*** Opening of Exercise material ***
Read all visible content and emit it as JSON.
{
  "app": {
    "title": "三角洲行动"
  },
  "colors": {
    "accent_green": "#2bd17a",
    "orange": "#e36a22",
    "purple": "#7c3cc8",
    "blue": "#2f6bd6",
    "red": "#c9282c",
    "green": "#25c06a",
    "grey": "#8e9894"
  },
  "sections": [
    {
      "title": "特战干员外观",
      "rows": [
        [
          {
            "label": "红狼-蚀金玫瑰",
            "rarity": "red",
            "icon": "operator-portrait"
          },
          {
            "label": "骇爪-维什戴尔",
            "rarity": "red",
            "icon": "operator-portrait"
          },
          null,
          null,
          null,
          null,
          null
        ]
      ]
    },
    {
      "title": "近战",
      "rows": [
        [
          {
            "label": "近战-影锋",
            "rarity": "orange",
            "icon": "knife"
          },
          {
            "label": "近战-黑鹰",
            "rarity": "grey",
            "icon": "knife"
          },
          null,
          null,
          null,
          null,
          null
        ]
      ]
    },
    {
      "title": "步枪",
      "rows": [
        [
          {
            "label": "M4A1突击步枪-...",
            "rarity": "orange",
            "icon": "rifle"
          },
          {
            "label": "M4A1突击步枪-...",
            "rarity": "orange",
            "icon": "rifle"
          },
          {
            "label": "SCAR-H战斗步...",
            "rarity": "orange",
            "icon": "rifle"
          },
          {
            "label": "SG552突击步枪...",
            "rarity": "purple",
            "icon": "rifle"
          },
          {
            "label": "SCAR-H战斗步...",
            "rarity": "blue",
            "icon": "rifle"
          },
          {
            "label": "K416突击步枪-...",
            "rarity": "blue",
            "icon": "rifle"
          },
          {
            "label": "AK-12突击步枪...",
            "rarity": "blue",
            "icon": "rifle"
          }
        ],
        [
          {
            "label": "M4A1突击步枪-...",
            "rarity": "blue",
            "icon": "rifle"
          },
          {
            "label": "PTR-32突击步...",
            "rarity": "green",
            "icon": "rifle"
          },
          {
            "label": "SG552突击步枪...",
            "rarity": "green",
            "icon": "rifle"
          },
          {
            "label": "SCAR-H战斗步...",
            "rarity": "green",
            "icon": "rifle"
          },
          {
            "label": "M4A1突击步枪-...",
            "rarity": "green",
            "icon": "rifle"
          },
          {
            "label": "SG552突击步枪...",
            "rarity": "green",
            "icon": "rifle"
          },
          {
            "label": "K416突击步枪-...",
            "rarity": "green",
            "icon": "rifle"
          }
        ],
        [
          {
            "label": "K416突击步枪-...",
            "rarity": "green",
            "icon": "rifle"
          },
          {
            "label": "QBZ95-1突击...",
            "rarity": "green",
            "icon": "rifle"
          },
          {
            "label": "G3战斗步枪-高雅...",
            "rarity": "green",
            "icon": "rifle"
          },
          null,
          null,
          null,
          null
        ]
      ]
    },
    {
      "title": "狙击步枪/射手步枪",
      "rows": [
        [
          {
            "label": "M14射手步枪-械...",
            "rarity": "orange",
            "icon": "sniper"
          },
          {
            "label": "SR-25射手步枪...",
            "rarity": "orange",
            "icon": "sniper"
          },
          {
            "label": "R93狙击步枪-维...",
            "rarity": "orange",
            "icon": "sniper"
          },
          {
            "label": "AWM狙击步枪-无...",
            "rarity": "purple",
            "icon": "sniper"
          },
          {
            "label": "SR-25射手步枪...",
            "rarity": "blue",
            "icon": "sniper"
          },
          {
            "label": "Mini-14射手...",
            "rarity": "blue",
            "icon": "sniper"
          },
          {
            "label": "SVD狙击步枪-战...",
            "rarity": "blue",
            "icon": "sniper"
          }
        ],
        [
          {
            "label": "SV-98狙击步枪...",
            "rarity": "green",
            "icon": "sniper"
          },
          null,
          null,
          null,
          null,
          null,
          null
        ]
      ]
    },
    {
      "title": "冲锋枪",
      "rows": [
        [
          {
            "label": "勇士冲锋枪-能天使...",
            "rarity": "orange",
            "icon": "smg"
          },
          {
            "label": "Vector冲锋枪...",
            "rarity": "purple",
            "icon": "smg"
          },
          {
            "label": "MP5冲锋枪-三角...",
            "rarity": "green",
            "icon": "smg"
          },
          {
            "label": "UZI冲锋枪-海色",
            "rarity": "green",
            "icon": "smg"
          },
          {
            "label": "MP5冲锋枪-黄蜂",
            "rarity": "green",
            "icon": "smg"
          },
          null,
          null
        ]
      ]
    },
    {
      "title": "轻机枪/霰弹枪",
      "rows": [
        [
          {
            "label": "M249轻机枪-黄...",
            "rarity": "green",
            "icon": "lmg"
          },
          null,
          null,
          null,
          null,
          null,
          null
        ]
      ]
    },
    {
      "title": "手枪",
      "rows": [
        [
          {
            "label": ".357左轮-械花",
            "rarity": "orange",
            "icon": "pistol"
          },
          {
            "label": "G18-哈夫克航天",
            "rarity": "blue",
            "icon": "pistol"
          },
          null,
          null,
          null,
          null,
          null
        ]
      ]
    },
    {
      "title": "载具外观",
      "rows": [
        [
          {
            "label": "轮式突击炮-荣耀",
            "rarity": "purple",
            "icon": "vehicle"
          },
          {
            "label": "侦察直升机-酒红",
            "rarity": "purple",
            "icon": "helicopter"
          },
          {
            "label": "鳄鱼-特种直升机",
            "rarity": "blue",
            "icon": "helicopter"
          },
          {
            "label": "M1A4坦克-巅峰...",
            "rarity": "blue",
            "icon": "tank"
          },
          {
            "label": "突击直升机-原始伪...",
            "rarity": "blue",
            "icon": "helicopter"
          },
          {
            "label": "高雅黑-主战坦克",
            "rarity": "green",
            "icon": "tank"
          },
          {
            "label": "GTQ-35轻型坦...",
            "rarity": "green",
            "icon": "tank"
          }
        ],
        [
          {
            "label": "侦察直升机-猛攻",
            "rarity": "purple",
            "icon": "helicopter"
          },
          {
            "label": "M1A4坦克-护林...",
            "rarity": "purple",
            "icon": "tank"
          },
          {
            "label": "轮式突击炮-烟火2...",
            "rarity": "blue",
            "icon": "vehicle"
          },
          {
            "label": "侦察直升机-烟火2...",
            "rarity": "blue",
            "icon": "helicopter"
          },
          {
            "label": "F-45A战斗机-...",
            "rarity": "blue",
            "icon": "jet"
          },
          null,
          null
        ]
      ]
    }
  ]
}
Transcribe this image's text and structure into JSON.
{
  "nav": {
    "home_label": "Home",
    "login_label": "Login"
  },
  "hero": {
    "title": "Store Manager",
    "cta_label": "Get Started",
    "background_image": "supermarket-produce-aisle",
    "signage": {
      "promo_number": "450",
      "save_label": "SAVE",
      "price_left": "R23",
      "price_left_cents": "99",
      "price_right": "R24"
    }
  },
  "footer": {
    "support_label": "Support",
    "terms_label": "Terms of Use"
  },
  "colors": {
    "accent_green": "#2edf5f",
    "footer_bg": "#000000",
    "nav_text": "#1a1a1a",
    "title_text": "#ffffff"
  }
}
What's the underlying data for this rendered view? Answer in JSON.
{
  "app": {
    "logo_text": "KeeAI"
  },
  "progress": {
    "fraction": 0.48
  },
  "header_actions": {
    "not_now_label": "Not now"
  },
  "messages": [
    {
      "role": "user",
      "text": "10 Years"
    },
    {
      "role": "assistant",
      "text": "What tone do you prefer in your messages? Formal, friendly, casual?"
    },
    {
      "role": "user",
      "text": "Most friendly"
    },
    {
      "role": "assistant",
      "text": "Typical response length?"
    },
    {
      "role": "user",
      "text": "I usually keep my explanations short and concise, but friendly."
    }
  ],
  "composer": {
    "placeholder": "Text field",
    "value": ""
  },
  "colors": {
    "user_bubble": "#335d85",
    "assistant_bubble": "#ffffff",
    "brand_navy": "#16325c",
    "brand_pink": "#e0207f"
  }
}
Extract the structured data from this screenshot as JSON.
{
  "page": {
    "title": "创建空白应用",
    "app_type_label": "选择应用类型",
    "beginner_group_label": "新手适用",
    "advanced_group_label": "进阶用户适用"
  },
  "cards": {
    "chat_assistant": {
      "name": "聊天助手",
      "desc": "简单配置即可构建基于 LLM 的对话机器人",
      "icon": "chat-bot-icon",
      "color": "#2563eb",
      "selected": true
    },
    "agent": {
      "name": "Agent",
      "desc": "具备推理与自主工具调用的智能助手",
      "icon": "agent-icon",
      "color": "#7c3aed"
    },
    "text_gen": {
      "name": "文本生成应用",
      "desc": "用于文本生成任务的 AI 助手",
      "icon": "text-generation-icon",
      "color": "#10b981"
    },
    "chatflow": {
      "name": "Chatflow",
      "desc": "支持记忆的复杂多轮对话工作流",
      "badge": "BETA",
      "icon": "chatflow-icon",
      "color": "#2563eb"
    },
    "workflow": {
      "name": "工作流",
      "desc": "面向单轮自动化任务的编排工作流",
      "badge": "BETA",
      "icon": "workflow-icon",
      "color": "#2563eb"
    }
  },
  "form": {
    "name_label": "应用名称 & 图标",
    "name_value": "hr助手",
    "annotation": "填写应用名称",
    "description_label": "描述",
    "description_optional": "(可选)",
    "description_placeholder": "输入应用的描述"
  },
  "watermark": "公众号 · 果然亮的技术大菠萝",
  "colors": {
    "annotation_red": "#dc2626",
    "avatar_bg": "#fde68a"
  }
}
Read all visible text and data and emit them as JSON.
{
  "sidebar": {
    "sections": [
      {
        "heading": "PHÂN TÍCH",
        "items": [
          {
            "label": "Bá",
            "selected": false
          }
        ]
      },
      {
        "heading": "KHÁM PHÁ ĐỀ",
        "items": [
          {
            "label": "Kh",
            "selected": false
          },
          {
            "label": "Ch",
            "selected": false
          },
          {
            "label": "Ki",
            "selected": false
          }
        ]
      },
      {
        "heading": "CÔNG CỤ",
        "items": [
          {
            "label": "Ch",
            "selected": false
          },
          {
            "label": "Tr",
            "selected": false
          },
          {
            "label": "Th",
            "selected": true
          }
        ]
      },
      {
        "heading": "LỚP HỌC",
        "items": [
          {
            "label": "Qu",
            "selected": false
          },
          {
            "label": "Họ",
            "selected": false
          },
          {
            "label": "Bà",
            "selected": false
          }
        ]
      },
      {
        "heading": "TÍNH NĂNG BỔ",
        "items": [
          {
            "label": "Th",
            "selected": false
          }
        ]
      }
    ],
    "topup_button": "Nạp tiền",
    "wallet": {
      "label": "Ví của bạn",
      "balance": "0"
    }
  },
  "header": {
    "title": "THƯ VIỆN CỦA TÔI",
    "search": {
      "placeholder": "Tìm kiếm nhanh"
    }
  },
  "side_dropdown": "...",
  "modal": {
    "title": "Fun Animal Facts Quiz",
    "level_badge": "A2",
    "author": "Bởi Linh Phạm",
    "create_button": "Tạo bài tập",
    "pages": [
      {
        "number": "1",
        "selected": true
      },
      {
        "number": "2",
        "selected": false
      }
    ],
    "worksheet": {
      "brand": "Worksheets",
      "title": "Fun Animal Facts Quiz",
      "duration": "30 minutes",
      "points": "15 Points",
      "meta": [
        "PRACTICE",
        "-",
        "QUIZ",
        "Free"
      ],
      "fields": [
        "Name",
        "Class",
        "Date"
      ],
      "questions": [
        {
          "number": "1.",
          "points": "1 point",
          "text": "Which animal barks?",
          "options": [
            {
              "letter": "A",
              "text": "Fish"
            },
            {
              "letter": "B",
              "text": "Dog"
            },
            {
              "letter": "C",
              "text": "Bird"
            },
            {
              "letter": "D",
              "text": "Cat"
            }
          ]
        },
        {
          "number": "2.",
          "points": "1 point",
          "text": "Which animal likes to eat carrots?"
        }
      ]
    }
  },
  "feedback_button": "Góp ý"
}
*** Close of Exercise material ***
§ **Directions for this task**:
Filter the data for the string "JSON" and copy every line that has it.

§ **Problem solution**:
Read all visible content and emit it as JSON.
Transcribe this image's text and structure into JSON.
What's the underlying data for this rendered view? Answer in JSON.
Extract the structured data from this screenshot as JSON.
Read all visible text and data and emit them as JSON.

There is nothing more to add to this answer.